Normally, my interviews cover a broader range of topics, but in this case I feel like we could have spoken twice as long as we did and still not covered everything. Rep. Hochberg mentioned a couple of items in our conversation that I want to include here. First, he discussed the actual statute that directed the Texas Education Agency to create a growth metric for the schools. That’s Sec. 39.034 of the Education Code, entitled “MEASURE OF ANNUAL IMPROVEMENT IN STUDENT ACHIEVEMENT”, which I reprint beneath the fold. I think if you read it you’ll agree that the intent is pretty clear, and that the TEA is not following that intent. Second is this presentation to the Appropriations Subcommittee on Education by the Comptroller about the Texas Tomorrow Fund. See page 6 for the chart in question, which shows how the Texas Guaranteed Tuition Plan (TGTP) is going to be drained by 2018 as a result of tuition deregulation. Let me know if you have any questions about either of these.

As always, you can find a list of all interviews for this cycle on the 2010 Elections page.

UPDATE: The Quorum Report was kind enough to pick up on my interview and ask Rep. Hochberg a couple of questions of their own about it. See beneath the fold for the full story, which was sent to me by reporter Kimberly Reeves.

(more…)

Beware Lt. Govs. bearing gifts

On the surface, hearing that Lt. Gov. David Dewhurst now favors tuition re-regulation sounds like a good thing. A lot of people, Democrats especially, have been screaming about this for months. But as always, the devil is in the details.

Facing a major state budget shortfall in 2003, Dewhurst got behind a fiscal rescue package that triggered a 53 percent increase in tuition and fees at Texas universities.

But now Dewhurst and many legislators who favored that tuition “deregulation” bill believe it’s time to once again regulate the rates students and families pay.

“We just can’t afford to price out deserving young people going to college,” Dewhurst, Republican leader of the Texas Senate, told reporters. “I think there is so much built up pressure that there’s a likelihood that a bill will come out of the Senate putting some cap (on tuition).”

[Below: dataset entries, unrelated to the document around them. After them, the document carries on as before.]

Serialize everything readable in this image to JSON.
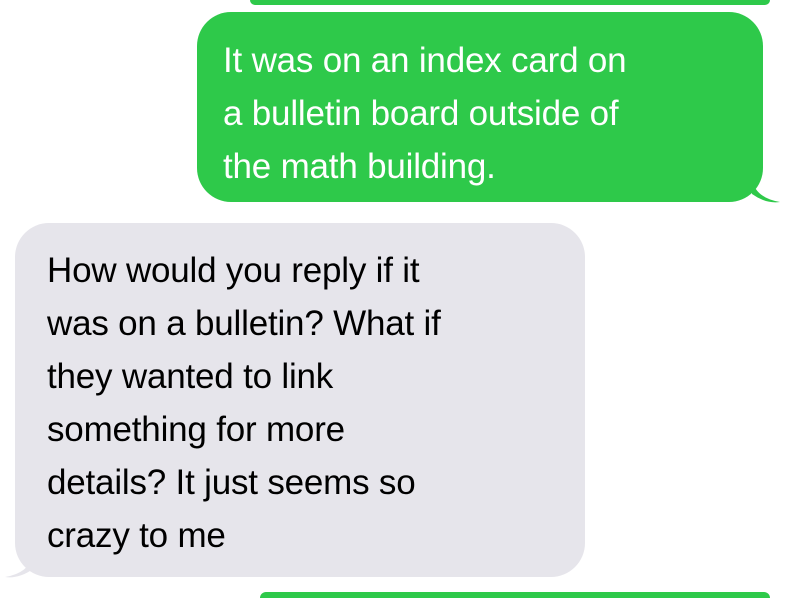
{
  "colors": {
    "sent_bubble": "#2ec94a",
    "received_bubble": "#e6e5eb",
    "background": "#ffffff"
  },
  "messages": [
    {
      "direction": "sent",
      "lines": [
        "It was on an index card on",
        "a bulletin board outside of",
        "the math building."
      ]
    },
    {
      "direction": "received",
      "lines": [
        "How would you reply if it",
        "was on a bulletin? What if",
        "they wanted to link",
        "something for more",
        "details? It just seems so",
        "crazy to me"
      ]
    }
  ]
}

Dewhurst said a consensus is building in the Legislature to limit tuition increases, but a method is still being worked out. He said discussions have included a two-year moratorium on hikes, limiting increases to 5 percent a year or tying rising tuition to inflation.

[…]

While the idea of college affordability has broad appeal among lawmakers, some warn it could spark potentially devastating cuts at universities and reduce the value of a degree from Texas public colleges. Opponents of regulating tuition say the state shouldn’t force universities to lower tuition without offsetting the resulting loss in revenue.

Dewhurst did not spell out how much state funding he envisioned for higher education. However, he warned that with a declining economy, there would not be as much money available as in 2005 and 2007 sessions.

The reason that tuition was deregulated in 2003 was so that the public universities could get by with less state funding. They made up for that shortfall by jacking up the cost to the students. If their ability to set tuition rates is then capped – as I believe it should be – they need a commensurate increase in state funds, or else it’s the worst of both worlds. I want to see costs under control for students and their families, but what we have now would be better than re-regulated tuition with the same funding levels as before. Let’s not fall for a trap here.